Two companies are fighting for the right to control a generic top level domain (gTLD) that is expected to represent a unified African identity for businesses and organisations with links to the continent.
Multinational corporations operating in Africa are watching the developments in this battle carefully, assessing the value of the new gTLD from the sidelines and waiting ready to protect their brand identities in a new Internet space, if need be.
gTLDs are basically suffices attached to the end of a web address to identify the class of the site.
They include .com (for commercial entities), .org (for non-profit organisations) and .edu (for educational institutions.
“Kenyan businesses are growing rapidly. They are gaining a regional presence and stand to benefit from the new domain,” said Ms Alice Munyua, Kenya Network Information Centre (KENIC), the organisation tasked with managing the ‘.ke’ domain.
Last year, the Internet Corporation for Assigned Names and Numbers (ICANN) called for applications for new gTLDs — opening the floodgates for everything from .book and .app to .author and .ART. Corporations, such as Bharti Airtel and car manufacturer Audi, have also stepped in to register their brands as domain names in an effort to protect their identities from speculators.
Uniforum, the firm that runs South Africa’s country code top level domain (‘.za’) has entered an application to manage the ‘.africa’ domain, while DotConnectAfrica (DCA), a Mauritius registered firm, has applied for .dotafrica.

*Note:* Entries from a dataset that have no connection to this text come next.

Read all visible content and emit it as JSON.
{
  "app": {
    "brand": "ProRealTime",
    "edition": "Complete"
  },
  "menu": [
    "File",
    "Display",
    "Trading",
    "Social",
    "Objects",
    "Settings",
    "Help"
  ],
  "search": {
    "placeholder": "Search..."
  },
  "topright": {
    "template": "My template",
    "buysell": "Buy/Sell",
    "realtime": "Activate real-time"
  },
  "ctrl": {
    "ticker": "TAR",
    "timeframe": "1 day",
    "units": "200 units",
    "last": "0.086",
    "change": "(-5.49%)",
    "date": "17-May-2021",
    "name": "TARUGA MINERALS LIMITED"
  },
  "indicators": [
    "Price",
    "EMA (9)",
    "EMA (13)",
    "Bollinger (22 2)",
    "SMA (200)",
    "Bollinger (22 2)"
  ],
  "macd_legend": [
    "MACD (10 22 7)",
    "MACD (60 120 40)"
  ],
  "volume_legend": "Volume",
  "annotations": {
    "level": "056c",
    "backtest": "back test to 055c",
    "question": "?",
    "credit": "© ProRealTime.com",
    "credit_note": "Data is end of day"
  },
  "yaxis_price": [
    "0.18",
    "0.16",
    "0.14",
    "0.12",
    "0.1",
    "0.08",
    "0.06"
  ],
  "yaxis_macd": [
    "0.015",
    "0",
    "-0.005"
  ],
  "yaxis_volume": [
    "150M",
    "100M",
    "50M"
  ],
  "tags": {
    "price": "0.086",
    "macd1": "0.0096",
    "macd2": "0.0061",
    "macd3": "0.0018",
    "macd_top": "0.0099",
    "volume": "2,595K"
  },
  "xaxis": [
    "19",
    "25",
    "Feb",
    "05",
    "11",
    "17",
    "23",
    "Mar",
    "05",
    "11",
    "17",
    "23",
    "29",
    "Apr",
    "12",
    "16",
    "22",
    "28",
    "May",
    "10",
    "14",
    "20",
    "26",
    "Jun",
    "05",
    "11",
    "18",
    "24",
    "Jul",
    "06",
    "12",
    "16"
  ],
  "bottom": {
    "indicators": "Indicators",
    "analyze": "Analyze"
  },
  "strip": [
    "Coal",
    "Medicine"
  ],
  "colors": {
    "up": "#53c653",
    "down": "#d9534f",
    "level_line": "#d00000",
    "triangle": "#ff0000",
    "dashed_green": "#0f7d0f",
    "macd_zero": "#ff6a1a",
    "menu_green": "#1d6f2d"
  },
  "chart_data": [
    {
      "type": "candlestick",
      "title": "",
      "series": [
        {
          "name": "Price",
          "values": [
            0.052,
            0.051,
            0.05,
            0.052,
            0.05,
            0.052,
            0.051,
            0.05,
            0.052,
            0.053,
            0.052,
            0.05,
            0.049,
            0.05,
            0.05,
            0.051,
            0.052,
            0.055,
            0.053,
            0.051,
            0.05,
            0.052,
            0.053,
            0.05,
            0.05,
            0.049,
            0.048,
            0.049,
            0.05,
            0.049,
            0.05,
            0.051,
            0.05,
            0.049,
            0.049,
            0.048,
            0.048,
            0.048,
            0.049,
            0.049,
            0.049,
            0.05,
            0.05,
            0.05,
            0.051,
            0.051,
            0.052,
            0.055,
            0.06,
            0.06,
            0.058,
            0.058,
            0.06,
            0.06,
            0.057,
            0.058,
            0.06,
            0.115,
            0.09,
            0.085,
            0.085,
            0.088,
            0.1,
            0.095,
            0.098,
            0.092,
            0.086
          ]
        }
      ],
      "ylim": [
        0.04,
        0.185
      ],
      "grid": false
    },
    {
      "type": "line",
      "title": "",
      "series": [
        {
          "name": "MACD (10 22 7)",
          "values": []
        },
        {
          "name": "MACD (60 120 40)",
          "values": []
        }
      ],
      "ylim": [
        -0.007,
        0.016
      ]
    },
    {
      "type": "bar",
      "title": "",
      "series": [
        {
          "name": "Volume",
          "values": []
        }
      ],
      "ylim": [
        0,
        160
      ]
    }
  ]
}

Both domain strings are classified as geographic, and therein lies the rub. Before ICANN can approve any new geographic domains, it requires the approval of affected regions.
In the case of Africa, 60 per cent of the countries must approve the new domain and its management.
Uniforum has an endorsement from the African Union Commission (AUC) and nods from about 40 states.
DotAfricaConnect claims that the AUC has reneged on an endorsement it had allegedly awarded it in 2009 and has condemned the organisation’s involvement in the process as fostering uncompetitive behaviour.
“(The AU’s endorsement) is monopolistic and anti-competitive, coupled with problems of lack of transparency and accountability,” said DCA in a statement posted on its website.
Both companies are aggressively trying to woo the continent. Uniforum is leveraging on its ‘.za’ experience and promises of boosting struggling ccTLDs through a fund to be created from the proceeds of the ‘.africa’ domain.
On the other hand, DCA has promised to set-up a registry in Nairobi in partnership with Safaricom and FINCOM technologies Kenya.
“Country domains are not performing well. We will channel surplus funds to support them to the benefit of the whole continent,” said Uniforum CEO Neil Dundas during a press conference in Nairobi last week.
The struggle has also taken a local dimension at KENIC. Over the past five years, KENIC has experienced a high turnover in its management and board.
The organisation has had five different CEOs in four years. The latest CEO, Mr Sammy Buruchara, took office this month.